*Exercise requirements*:
What lines below hold the string "redispatch"? Copy them all.
────────
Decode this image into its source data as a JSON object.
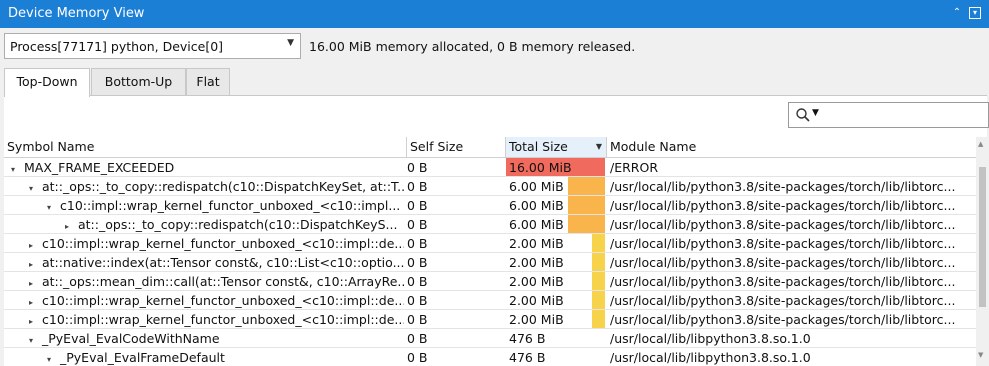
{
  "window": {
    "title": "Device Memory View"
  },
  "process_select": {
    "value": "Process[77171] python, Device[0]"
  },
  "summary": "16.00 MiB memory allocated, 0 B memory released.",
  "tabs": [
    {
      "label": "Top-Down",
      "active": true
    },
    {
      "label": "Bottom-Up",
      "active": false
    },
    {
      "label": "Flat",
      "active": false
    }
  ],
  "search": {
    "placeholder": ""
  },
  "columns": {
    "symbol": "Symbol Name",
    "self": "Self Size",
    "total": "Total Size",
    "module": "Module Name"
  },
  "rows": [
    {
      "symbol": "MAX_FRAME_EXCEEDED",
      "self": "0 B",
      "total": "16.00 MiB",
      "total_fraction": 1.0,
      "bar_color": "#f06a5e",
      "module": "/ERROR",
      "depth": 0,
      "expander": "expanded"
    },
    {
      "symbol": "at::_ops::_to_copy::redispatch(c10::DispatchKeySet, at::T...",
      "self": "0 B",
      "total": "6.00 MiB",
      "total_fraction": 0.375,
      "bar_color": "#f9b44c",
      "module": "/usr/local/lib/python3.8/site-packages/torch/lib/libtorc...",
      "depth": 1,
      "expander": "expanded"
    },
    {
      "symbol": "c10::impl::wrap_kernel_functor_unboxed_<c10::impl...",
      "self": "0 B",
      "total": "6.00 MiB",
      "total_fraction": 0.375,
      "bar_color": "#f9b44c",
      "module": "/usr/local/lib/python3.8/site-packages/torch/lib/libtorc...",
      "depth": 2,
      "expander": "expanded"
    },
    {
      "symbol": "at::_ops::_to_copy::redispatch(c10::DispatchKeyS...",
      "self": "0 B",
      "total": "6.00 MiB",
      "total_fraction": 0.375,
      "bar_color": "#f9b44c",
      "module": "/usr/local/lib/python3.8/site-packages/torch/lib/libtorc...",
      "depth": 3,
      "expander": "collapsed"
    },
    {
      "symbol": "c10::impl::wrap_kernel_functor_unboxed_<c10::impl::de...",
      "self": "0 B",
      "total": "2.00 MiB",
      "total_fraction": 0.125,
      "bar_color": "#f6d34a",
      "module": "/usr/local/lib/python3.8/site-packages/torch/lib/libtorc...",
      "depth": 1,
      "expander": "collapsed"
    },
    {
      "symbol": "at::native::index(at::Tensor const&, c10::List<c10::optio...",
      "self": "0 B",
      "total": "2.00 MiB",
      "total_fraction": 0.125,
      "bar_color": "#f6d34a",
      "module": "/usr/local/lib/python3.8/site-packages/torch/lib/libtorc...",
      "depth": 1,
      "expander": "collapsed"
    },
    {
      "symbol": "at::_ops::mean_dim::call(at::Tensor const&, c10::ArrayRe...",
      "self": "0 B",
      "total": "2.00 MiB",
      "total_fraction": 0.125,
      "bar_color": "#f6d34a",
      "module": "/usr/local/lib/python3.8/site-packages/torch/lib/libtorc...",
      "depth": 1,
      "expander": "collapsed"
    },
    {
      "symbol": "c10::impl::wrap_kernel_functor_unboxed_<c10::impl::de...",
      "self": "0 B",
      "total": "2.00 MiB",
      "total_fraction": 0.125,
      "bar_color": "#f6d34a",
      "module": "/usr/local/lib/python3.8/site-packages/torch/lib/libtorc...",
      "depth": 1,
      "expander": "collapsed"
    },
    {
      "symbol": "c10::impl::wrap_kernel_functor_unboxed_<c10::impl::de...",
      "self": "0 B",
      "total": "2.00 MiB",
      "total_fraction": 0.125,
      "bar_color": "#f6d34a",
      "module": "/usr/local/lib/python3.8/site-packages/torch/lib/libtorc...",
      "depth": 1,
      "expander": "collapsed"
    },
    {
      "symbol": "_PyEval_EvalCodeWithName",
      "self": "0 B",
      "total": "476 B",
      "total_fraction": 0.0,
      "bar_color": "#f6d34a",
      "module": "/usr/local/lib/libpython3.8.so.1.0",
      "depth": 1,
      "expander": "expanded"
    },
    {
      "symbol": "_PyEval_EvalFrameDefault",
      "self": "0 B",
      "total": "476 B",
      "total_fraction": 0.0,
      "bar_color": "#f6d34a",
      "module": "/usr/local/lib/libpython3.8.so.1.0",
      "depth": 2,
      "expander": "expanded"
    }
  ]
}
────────
*Your response*:
      "symbol": "at::_ops::_to_copy::redispatch(c10::DispatchKeySet, at::T...",
      "symbol": "at::_ops::_to_copy::redispatch(c10::DispatchKeyS...",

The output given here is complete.